Calvin (Paul James), who becomes fast friends with Rusty but ends up in the rival fraternity as Evan’s frat brother. He is also the one gay character in the show and has to learn to deal with his own identity issues as well as the reactions of others.

Frannie (Tiffany Dupont), who was the ZBZ president until she was kicked out of the sorority. She is desperately trying to get back in and run again for president.

Ashleigh (Amber Stevens), Casey’s always-positive sidekick.

You can see just with all these character types and conflicting interests that the storylines can get rather involved, much like a soap opera.

The Chapter Three DVD is the first ten episodes of the new season and starts where season one ended. The gang is back from Spring Break and has to deal with the consequences of what happened. Rebecca found out her father had an affair, so she is on a rampage and entered a wet T-shirt contest. Of course someone with a cell phone has posted it on the Internet. Cappie and Casey kissed. Rusty and Calvin have patched up their friendship, which was on the verge of crumbling, and Evan has given in to the pressure from his parents and decided to join forces with Frannie.

In the first season the story seemed to be more about Rusty and his fitting in, but now it’s more about Casey who struggles for power with Frannie as they both try to win the presidency of the sorority. It also follows Casey’s love life as a new man enters into the picture, Max (Michael Rady). He’s Rusty’s R.A. and almost as geeky. The over-focusing on Casey’s life has dragged the show to a slow crawl in this chapter.

It also doesn’t help that Evan and Rebecca are no longer such villains. It’s somewhat a catch-22. You need that friction between characters to keep things exciting, but at the same time they are so well written and fully developed that you really like them. You want them to come to their senses and be friends with the others.

I’m hoping they’ll introduce a new character in season three, which premieres August 31, one we can all hate who will breathe some new life into the show.

The Special Features on the DVD include:

20 Questions with the Cast of Greek – the questions are loosely based on the show and episodes: Are you anything like your character? Have you ever been on a pity date? Which character would you like to be friends with in real life? Those are just some of the questions. It’s a little awkwardly done with the cast split up in different rooms and the responses aren’t terribly exciting.

Blooper Reel – A very basic blooper reel mostly filled with flubbing lines or laughing in the middle of a scene. The bloopers are edited so quickly that it loses all context and comes across very flat.
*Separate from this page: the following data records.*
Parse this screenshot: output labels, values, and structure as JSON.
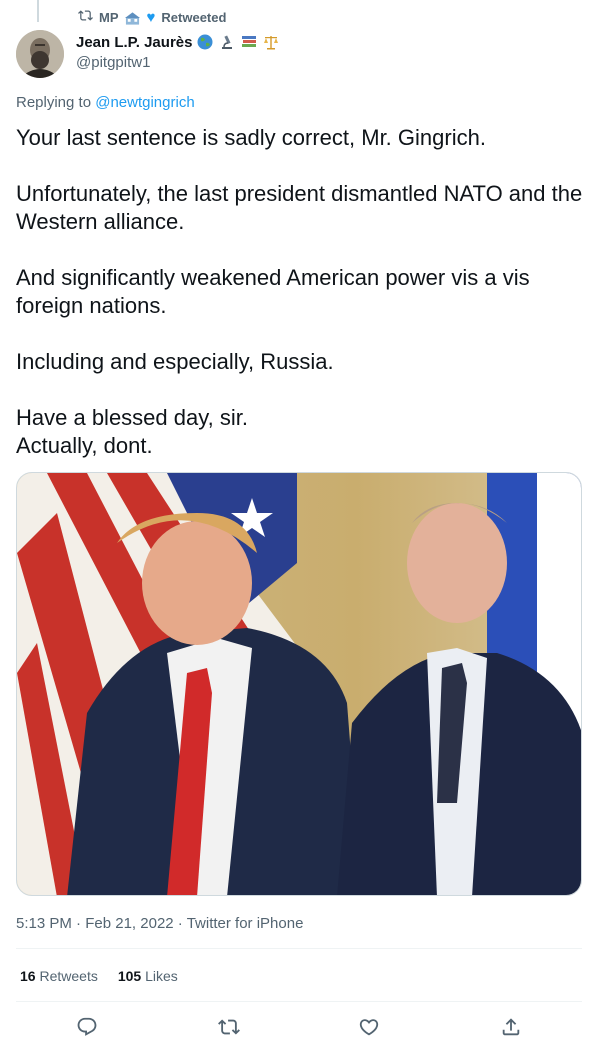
{
  "retweet_context": {
    "user": "MP",
    "label": "Retweeted"
  },
  "author": {
    "name": "Jean L.P. Jaurès",
    "handle": "@pitgpitw1",
    "emojis": [
      "globe-emoji",
      "microscope-emoji",
      "books-emoji",
      "scales-emoji"
    ]
  },
  "reply": {
    "prefix": "Replying to",
    "target": "@newtgingrich"
  },
  "tweet": {
    "paragraphs": [
      "Your last sentence is sadly correct, Mr. Gingrich.",
      "Unfortunately, the last president dismantled NATO and the Western alliance.",
      "And significantly weakened American power vis a vis foreign nations.",
      "Including and especially, Russia.",
      "Have a blessed day, sir.\nActually, dont."
    ]
  },
  "meta": {
    "time": "5:13 PM",
    "date": "Feb 21, 2022",
    "source": "Twitter for iPhone",
    "separator": "·"
  },
  "stats": {
    "retweets_count": "16",
    "retweets_label": "Retweets",
    "likes_count": "105",
    "likes_label": "Likes"
  },
  "colors": {
    "accent": "#1d9bf0",
    "secondary_text": "#536471",
    "primary_text": "#0f1419"
  },
  "actions": [
    "reply-icon",
    "retweet-icon",
    "like-icon",
    "share-icon"
  ]
}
There is also cast and creator commentary on the episodes: “Brothers and Sisters,” “The Popular Vote,” and “Hell Week.”